Kisa: Fishes!
Me: Do you want some fishes?
Kisa: No!
Kisa: Fishes!
Me: Do you want fishes?
Kisa: Ok, YES!


Wednesday, August 31, 2011

Interactive Play Mat for B

Note: I realize it's been a thousand years since my last blog post... so I'm going to do what any normal person would do and carry on as if there has been absolutely no gap in time whatsoever. :)

I have this girlfriend, Allie, who is quite the world traveler. Her husband's work takes him on business trips frequently- and she often gets to join him (with toddler in tow). Recently her family has decided to temporarily relocate to Indiana, which means she will be making a lot of plane trips back to Portland over the next year to visit friends and family. And she will be bringing her two-year-old on these trips. (I know, she's like supermom, I can't even fathom it).

ANYWAY. Allie came up with this GREAT idea for moms like her who are often in situations when they need to keep their little ones quietly occupied. It is sort of like a "quiet book"- made of fabric and with plenty of things for kids to interact with- buttons, snaps, zipeprs, etc. Instead of being a book, it is about the size of playmat and can roll up to be stowed in a purse or diaper bag. Neat idea, huh? Perfect for plane travel or while waiting for your meal at the restaurant.

As a going away present, I decided to tackle this project for Allie to (hopefully) keep her son occupied on his many trips back to visit us. I am pretty proud of the results so I thought I would show it off and give my blog a much-needed update (whoops, I mentioned my slacking off).

So (drumroll please) here it is:

The whole project is made of felt with two exceptions, which I will mention when I get to them. Let's start with the tree. The apples attach to the tree with magnets and can be interchanged with flowers (which are hidden inside a secret pocket in the tree trunk). The tire swing is only attached to the tree at the branch, so it swings around like a real tire swing (Kisa thought this was AWESOME. I had to go back to the drawing board after she ripped the first tire swing off the tree branch. She is an excellent product tester.)
The rope ladder is made of yarn, and the bucket at the bottom of the tree is a pocket filled with six apples on strings, for little hands to stuff in and pull out to their heart's content.

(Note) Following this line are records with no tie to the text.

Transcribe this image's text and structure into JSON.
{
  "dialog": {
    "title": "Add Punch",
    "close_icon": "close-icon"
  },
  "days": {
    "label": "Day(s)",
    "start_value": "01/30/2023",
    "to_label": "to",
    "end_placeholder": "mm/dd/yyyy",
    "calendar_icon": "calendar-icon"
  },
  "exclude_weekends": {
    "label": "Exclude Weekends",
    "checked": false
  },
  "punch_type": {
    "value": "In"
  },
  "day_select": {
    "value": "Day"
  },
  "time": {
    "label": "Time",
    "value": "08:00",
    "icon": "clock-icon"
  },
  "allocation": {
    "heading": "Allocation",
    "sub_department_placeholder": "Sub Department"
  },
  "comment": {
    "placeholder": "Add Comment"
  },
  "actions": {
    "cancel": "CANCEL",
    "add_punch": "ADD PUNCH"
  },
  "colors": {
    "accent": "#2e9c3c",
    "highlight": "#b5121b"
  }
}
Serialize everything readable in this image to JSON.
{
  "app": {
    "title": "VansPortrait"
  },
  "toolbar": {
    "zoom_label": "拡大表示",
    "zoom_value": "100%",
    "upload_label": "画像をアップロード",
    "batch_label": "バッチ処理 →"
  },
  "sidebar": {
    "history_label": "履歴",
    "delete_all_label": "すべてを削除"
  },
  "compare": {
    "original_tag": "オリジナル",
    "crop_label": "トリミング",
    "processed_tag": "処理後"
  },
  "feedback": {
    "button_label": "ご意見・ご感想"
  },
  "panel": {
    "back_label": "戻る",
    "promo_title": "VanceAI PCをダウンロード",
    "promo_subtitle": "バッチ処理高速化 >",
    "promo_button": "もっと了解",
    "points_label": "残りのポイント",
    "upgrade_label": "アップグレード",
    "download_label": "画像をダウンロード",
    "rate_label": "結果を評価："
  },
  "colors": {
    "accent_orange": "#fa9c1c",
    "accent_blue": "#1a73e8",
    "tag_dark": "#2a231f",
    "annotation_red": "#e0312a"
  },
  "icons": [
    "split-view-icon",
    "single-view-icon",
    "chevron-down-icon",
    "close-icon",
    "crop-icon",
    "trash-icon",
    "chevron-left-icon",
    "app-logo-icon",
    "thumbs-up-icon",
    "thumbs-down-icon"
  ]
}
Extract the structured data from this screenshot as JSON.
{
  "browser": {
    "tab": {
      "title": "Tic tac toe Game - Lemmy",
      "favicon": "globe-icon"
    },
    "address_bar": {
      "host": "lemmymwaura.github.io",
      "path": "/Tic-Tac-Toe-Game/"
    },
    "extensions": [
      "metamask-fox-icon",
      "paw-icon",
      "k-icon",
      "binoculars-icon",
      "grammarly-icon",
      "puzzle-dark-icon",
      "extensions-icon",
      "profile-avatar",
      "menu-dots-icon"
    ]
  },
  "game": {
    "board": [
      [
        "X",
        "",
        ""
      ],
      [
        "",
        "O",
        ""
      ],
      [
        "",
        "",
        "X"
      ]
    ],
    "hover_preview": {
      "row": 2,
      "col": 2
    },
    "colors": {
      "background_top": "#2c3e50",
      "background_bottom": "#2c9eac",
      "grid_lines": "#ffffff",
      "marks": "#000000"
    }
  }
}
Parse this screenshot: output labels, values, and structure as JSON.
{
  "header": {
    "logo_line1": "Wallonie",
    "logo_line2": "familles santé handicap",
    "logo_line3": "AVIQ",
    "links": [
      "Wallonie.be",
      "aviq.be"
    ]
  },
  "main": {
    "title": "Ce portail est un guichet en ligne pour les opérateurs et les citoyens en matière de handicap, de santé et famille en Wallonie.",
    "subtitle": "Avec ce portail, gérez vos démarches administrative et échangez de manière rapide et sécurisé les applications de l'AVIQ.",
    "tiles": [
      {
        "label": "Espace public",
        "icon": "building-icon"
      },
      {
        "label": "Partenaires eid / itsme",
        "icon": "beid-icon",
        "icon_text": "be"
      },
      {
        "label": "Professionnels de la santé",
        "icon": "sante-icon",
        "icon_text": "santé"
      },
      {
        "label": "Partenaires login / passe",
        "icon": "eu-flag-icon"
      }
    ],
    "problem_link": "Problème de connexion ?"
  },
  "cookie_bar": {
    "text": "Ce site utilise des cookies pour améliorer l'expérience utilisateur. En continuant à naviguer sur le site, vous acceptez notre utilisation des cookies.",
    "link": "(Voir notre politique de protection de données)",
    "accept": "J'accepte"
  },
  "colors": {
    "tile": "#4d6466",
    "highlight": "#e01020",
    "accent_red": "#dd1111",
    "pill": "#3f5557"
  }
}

What you are seeing in this (really poor quality- sorry, I am just too lazy to go back and take another pic) shot is the center of the playmat. Little items of clothing attach with velcro to a clothesline. The flowers attach to their stems with snaps, and the ball slides up and down the grass. All the people (and the cat) that you see are backed with velcro so they can move anywhere (and attach to anything) on the play mat.

I really like the little house.

The flower patch is the same (snaps), but the door "opens" with a button. The roof of the house lifts up and the inside of the house is a pocket, where you can store the family when they are not in use. My favorite find was the little windows- they are actually tiny mirrors. :)

The sky:

The clouds are made of nylon and stuffed with plastic bags to make a little rustling sound (that didn't work out as well as I had hoped- oh well. The little pearlized beads symbolize raindrops. The ribbons (which you can tie and untie) are meant to be little birds.

The sun is made out of a felt, a bright yellow button, and a bunch of ribbon with free edges. I know how little kids love to play with tags and ribbons.

And, my favorite addition (a practical one, of course)... the suction cups at top, allowing you to secure the mat to a table/tray table to prevent that whole flinging thing that toddlers are sooooooo good at. :)

So... there you have it! An interactive play mat, the size of a place mat, that rolls up and then secures with a buckle:

The little red bag you see contains extras of the little pieces (since toddlers are also really great at losing small items).

And it all stows away in this little bag, which keeps it safe in your purse next to the sippy cup and the crushed-up goldfish crackers (don't pretend like you don't have those in your purse):

This is, by far, the most fun project I have ever worked on. I hope it buys Allie plenty of quiet time on plane trips. :) I plan on making a duplicate for Kisa soon (she fell in love)... after my fingers recover from all the hand-stitching. :)